13.1.1:- From the above points 3, 4, 5, 11, 12, it is understood we need to facilitate both Geodetic and Local Site Coordinate Sytems in a project. However, many BIM Authoring applications are very weak at translocating models/geometry, on Import or Export and in many situations when tasked with a translocation of UTM Coordinates (up to 10,000km) fall short.

13.1.2:- Not 100% Repeatable: This is even the case with Authoring Applications under the same Software Vendor umbrella. An example of the is linking Autodesk AutoCAD .dwg files into Autodesk Revit using the Shared Coordinates (Survey Point) to carry out the translation. This approach is not 100% repeatable and can fall over depending on how the DWG element content is generated.

13.1.3:-  Middle-ware: To increase the reliability of the Translocation, executing it within received native file format, or using a middle ware application will enable a more reliable workflow. Some Middle-ware software examples enabling translocation tools sets include; Datacubist SimpleBIM for IFC files, Autodesk AutoCAD for DWG & DXF files.



B:- Close
B.1.1:- I can confirm, it is possible to establish a site set-up process to include almost all the above consideration. Any Design Lead firm sharing BIM models, need to take the initiative to develop and document (flowchart) the final process. 

B.1.2:- This workflow is then circulated to all relevant parties.
If you are a design consultant, insist you are provided with such a document by the Design Lead. Ensure you thoroughly test it and check it does not adversely affect your workflows. The consultants are the party most likely to be directly impacted in the event a building relocation is inadequately planned.

B.1.3:- There is no one item mentioned here which is difficult. An all-encompassing plan does take a while to develop and test. Yet it is one sure workflow all lead consultants need to have.

C:- Call for Review
C.1.1:- For any readers, reviewing the above and taking issue with any of the premises, I request you please provide Brian Renehan (the author) with the relevant constructive feedback (via below comment or email - see contact info). Identify the background and reason for your counter argument. The above premises “should” be universal for all building construction projects. If it led to universal software specific workflow outcomes, it would greatly benefit the industry.
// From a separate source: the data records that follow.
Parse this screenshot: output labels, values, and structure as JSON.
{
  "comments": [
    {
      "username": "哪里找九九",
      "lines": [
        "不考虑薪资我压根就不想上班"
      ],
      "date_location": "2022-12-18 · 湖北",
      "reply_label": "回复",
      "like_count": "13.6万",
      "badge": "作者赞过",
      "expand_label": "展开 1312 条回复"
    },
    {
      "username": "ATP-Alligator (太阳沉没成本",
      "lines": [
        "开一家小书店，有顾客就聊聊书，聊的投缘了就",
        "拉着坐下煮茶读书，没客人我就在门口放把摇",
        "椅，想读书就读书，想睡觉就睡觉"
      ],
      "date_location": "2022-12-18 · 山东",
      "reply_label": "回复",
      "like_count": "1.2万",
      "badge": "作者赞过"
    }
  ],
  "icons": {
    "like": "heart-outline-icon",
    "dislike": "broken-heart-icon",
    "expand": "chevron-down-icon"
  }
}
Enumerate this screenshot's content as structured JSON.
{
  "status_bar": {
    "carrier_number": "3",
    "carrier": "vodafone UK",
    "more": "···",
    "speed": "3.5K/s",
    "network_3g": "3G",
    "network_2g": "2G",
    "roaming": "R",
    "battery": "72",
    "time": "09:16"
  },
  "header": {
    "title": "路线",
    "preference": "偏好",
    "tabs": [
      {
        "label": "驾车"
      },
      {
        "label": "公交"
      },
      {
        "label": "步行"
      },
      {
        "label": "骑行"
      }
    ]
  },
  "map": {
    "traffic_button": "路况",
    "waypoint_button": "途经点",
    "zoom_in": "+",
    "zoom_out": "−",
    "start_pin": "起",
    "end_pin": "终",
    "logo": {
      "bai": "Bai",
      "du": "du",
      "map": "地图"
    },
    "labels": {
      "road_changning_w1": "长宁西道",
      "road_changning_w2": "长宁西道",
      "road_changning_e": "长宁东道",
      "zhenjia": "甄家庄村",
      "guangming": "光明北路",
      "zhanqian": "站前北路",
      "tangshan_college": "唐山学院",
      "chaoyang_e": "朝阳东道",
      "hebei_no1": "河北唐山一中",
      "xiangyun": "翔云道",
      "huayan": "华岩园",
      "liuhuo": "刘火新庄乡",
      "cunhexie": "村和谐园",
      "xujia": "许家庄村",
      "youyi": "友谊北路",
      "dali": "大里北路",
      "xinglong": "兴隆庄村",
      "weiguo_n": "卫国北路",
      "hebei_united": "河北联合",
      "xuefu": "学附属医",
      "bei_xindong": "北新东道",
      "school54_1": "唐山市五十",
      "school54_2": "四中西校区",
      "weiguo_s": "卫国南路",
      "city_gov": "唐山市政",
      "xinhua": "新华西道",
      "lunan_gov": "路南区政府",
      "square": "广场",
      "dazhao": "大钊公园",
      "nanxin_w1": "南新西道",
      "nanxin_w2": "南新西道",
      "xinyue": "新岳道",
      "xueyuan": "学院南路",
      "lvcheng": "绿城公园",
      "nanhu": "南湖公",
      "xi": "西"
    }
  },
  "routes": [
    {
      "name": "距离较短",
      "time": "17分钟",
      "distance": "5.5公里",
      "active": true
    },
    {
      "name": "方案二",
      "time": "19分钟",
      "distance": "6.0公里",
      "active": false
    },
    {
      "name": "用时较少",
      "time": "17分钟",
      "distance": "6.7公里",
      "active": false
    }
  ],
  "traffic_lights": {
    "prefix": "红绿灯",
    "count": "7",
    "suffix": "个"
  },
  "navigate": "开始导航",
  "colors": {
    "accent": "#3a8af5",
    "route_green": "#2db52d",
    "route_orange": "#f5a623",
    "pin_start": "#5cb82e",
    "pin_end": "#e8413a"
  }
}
No comments:

Post a Comment

Please partake in the discussion. We welcome all feedback and comments, however spam will be removed from the comments section.